/2 reference from the opposite side of the isolation barrier. References are chosen such that the attenuated equivalent of a 55V isolation voltage is recognized. One comparator recognizes a positive offset, and the other recognizes a negative offset. Outputs from the two comparators are logic ORed together to produce a fault signal whenever the difference between the logic common (GND) and ISO COM terminals exceeds ±55V.
There are two back-to-back 50V-breakdown SCR devices in series inside the IC to protect the circuitry if the voltage between ISO COM and logic-ground should exceed approximately ±100V either by accident or due to an ESD event. Specification limits for this voltage difference are ±80V due to potential inaccuracies in the SCR breakdown voltages. The continuous current into any of the isolated-side pins must be limited below 30mA to prevent latch-up when excess voltage is applied across the isolation barrier or after an ESD event when high applied isolation voltage is present. It is, therefore, advisable to insert a 1kΩ 1/4W protective resistor in series with the test-voltage source when performing isolation-voltage tests. This, however, is unnecessary in normal applications where no more than ±50V (or the limits indicated in Figure 8) might be present.
There are internal SCR protection devices on each of the receiver inputs and transmitter outputs of the isolated side. Continuous voltage with respect to ISO COM on RIN1
must be limited to ±25V. Continuous voltage on TOUT1
with respect to ISO COM must be limited to ±13.2V. These are low-current protective devices that must not be subjected to continuous currents in excess of 30mA.
NOTE: A 1kΩ resistor need not be placed in series with the ISO COM line in normal applications as was indicated in Revision 0 of the MAX3250 data sheet dated 4/02. In fact, the addition of the 1kΩ resistor will cause received data errors. Revision 1 of the data sheet omits this suggestion.
By utilizing a resistive-isolation technique and capacitive voltage transfer to power the isolated circuits, the MAX3250 functions as a low-cost replacement for capacitively-, optically-, or magnetically-isolated transceivers in the majority of systems requiring moderate isolation-voltage capability. Its several other useful features are adequately described in the data sheet.

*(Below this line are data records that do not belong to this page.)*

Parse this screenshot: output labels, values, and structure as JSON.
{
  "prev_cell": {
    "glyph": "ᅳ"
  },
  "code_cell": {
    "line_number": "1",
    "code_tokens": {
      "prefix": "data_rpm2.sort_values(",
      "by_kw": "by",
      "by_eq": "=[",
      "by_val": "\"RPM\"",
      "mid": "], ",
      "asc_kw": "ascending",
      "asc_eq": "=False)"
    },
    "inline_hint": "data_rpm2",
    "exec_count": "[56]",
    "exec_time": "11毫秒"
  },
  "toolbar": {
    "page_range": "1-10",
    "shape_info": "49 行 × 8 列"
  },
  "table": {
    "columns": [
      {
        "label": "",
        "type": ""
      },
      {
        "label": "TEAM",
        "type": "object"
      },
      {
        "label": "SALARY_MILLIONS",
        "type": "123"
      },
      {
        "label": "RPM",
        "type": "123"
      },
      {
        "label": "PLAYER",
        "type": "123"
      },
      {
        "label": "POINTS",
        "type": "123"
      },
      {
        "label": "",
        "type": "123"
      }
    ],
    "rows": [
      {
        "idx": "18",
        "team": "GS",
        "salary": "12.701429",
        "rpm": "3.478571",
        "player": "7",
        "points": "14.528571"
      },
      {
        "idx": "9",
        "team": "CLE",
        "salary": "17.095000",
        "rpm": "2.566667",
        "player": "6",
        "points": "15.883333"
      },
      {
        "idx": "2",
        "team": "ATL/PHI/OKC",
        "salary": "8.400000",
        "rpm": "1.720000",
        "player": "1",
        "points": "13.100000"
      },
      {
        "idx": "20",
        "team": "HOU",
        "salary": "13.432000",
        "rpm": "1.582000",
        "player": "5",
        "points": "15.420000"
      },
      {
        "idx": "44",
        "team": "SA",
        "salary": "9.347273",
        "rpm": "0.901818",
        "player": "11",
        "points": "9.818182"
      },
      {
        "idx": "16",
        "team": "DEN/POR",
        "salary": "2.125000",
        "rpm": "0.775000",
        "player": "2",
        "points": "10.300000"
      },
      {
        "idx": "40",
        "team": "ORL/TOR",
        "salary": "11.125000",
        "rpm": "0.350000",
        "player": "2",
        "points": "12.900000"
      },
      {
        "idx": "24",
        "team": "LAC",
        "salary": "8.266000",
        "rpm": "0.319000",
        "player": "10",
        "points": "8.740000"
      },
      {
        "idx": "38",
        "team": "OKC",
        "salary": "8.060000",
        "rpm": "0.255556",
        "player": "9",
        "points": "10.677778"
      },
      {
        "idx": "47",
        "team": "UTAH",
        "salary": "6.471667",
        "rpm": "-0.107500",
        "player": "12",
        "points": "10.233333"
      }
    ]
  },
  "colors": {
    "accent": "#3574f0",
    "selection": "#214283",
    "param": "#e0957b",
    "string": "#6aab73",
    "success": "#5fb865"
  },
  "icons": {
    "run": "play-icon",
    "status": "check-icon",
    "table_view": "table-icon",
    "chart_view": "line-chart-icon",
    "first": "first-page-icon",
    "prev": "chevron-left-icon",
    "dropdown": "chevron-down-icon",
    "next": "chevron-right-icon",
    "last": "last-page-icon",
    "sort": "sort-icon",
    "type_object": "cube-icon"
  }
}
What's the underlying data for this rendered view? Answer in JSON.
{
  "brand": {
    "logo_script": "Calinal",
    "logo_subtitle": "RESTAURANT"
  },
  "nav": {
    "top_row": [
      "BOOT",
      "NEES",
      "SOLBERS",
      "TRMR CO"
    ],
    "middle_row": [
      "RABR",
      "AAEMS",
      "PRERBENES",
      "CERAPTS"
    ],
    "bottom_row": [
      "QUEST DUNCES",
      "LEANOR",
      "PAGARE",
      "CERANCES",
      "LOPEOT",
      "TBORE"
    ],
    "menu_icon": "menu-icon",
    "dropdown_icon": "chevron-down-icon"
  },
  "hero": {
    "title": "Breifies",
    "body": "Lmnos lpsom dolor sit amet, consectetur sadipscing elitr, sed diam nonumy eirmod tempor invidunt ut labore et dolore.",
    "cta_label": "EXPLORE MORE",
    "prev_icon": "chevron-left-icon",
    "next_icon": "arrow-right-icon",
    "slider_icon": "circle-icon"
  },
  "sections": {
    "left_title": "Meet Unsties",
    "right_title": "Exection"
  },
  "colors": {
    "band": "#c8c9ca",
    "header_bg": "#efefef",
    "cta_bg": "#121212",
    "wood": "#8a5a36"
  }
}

1 TIA-EIA STANDARD, Interface Between Data Terminal Equipment and Data Circuit-Terminating Equipment Employing Serial Binary Data Interchange, Rev. F, ANSI/TIA/EIA-232-F-1997, 30 September 1997.